DATA FOR REVIEW -

- - -

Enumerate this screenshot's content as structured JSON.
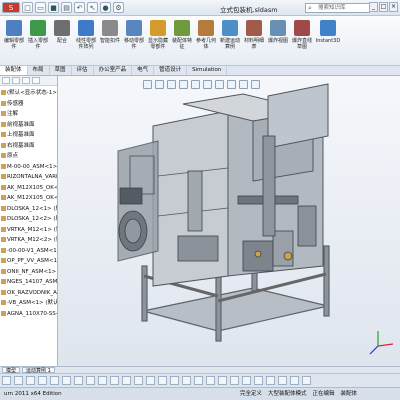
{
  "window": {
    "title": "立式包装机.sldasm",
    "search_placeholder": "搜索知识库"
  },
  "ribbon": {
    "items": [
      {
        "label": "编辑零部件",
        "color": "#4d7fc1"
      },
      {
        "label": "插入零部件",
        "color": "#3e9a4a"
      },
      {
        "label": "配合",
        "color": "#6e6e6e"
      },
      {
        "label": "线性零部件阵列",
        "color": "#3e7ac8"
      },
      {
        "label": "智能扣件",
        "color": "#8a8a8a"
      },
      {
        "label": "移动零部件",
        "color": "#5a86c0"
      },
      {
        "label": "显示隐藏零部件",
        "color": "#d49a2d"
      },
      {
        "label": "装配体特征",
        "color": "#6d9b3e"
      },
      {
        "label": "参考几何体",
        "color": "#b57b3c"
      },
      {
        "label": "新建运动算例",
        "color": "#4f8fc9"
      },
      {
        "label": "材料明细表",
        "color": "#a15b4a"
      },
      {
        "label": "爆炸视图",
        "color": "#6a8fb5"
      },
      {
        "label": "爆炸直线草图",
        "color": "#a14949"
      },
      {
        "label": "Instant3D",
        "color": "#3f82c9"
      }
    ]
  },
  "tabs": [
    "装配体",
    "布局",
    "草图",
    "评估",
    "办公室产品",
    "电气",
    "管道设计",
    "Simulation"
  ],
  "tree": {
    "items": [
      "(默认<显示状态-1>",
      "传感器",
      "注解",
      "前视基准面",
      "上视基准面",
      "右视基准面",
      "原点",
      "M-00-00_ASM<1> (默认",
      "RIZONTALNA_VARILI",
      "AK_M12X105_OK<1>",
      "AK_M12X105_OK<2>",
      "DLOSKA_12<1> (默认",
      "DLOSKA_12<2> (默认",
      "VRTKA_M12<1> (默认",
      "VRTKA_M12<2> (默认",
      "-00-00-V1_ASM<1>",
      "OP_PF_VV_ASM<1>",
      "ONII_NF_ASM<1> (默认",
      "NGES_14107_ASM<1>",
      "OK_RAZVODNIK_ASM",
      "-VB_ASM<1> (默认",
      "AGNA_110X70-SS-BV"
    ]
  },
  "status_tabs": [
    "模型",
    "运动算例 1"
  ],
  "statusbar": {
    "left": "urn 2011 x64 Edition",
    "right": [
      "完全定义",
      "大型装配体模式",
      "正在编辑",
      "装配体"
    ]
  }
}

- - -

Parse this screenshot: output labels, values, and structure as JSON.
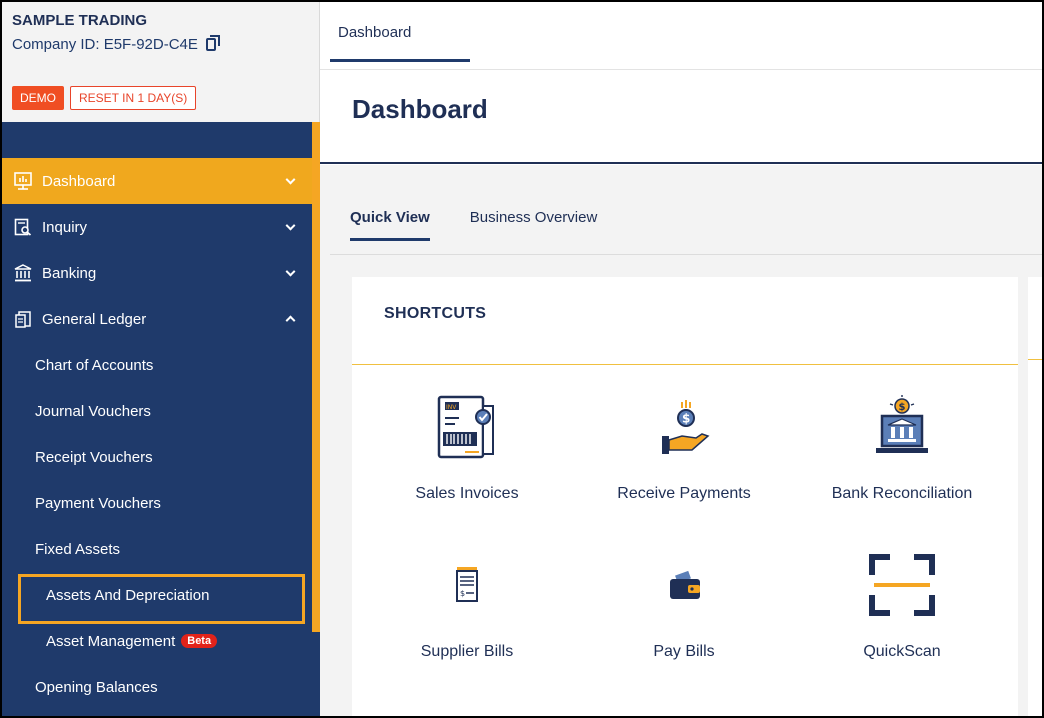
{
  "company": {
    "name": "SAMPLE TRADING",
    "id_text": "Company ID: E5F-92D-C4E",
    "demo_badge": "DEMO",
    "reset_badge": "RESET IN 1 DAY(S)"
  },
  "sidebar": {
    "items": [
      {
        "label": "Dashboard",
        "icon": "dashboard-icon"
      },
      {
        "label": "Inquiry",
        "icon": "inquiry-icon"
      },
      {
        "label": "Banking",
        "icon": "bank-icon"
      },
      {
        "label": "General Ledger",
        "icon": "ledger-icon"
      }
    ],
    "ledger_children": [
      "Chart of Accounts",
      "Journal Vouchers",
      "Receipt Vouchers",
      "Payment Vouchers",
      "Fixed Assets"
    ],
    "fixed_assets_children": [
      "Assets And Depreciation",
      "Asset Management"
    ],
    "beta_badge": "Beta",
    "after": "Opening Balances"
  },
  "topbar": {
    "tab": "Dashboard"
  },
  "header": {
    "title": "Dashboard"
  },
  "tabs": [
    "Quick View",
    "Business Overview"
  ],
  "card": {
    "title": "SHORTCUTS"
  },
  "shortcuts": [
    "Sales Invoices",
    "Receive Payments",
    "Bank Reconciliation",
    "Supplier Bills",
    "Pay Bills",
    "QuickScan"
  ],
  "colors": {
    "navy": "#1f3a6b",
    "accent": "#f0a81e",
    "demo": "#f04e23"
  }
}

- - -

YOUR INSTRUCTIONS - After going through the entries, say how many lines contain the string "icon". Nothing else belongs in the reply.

REPLY TO THE EXERCISE - 4